### Activity
I would like the records restated word for word, without the pictures.

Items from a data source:
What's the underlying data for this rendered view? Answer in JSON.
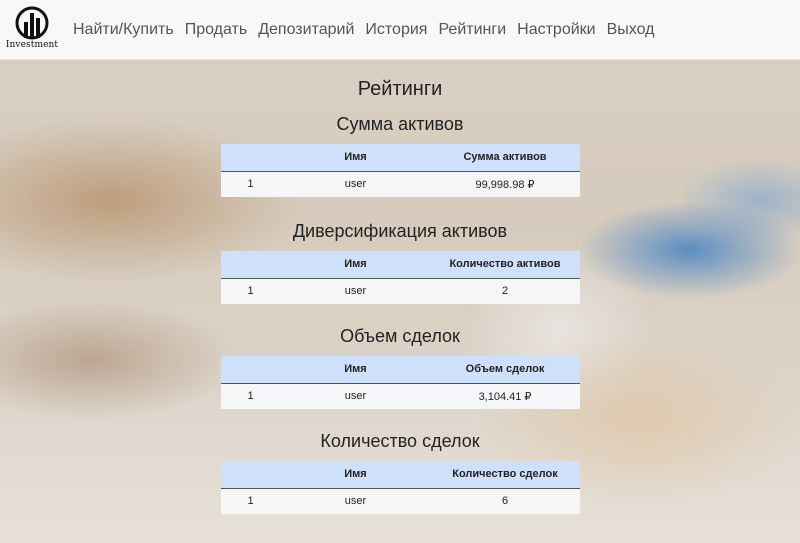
{
  "brand": {
    "name": "Investment",
    "logo_icon": "bar-chart-circle-icon"
  },
  "nav": {
    "items": [
      {
        "label": "Найти/Купить"
      },
      {
        "label": "Продать"
      },
      {
        "label": "Депозитарий"
      },
      {
        "label": "История"
      },
      {
        "label": "Рейтинги"
      },
      {
        "label": "Настройки"
      },
      {
        "label": "Выход"
      }
    ]
  },
  "page": {
    "title": "Рейтинги"
  },
  "sections": [
    {
      "title": "Сумма активов",
      "columns": [
        "",
        "Имя",
        "Сумма активов"
      ],
      "rows": [
        [
          "1",
          "user",
          "99,998.98 ₽"
        ]
      ]
    },
    {
      "title": "Диверсификация активов",
      "columns": [
        "",
        "Имя",
        "Количество активов"
      ],
      "rows": [
        [
          "1",
          "user",
          "2"
        ]
      ]
    },
    {
      "title": "Объем сделок",
      "columns": [
        "",
        "Имя",
        "Объем сделок"
      ],
      "rows": [
        [
          "1",
          "user",
          "3,104.41 ₽"
        ]
      ]
    },
    {
      "title": "Количество сделок",
      "columns": [
        "",
        "Имя",
        "Количество сделок"
      ],
      "rows": [
        [
          "1",
          "user",
          "6"
        ]
      ]
    }
  ],
  "colors": {
    "navbar_bg": "#f8f8f8",
    "table_header_bg": "#cfe0fb",
    "table_row_bg": "#f5f6f8"
  }
}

### Response to the exercise
What's the underlying data for this rendered view? Answer in JSON.
{
  "brand": {
    "name": "Investment",
    "logo_icon": "bar-chart-circle-icon"
  },
  "nav": {
    "items": [
      {
        "label": "Найти/Купить"
      },
      {
        "label": "Продать"
      },
      {
        "label": "Депозитарий"
      },
      {
        "label": "История"
      },
      {
        "label": "Рейтинги"
      },
      {
        "label": "Настройки"
      },
      {
        "label": "Выход"
      }
    ]
  },
  "page": {
    "title": "Рейтинги"
  },
  "sections": [
    {
      "title": "Сумма активов",
      "columns": [
        "",
        "Имя",
        "Сумма активов"
      ],
      "rows": [
        [
          "1",
          "user",
          "99,998.98 ₽"
        ]
      ]
    },
    {
      "title": "Диверсификация активов",
      "columns": [
        "",
        "Имя",
        "Количество активов"
      ],
      "rows": [
        [
          "1",
          "user",
          "2"
        ]
      ]
    },
    {
      "title": "Объем сделок",
      "columns": [
        "",
        "Имя",
        "Объем сделок"
      ],
      "rows": [
        [
          "1",
          "user",
          "3,104.41 ₽"
        ]
      ]
    },
    {
      "title": "Количество сделок",
      "columns": [
        "",
        "Имя",
        "Количество сделок"
      ],
      "rows": [
        [
          "1",
          "user",
          "6"
        ]
      ]
    }
  ],
  "colors": {
    "navbar_bg": "#f8f8f8",
    "table_header_bg": "#cfe0fb",
    "table_row_bg": "#f5f6f8"
  }
}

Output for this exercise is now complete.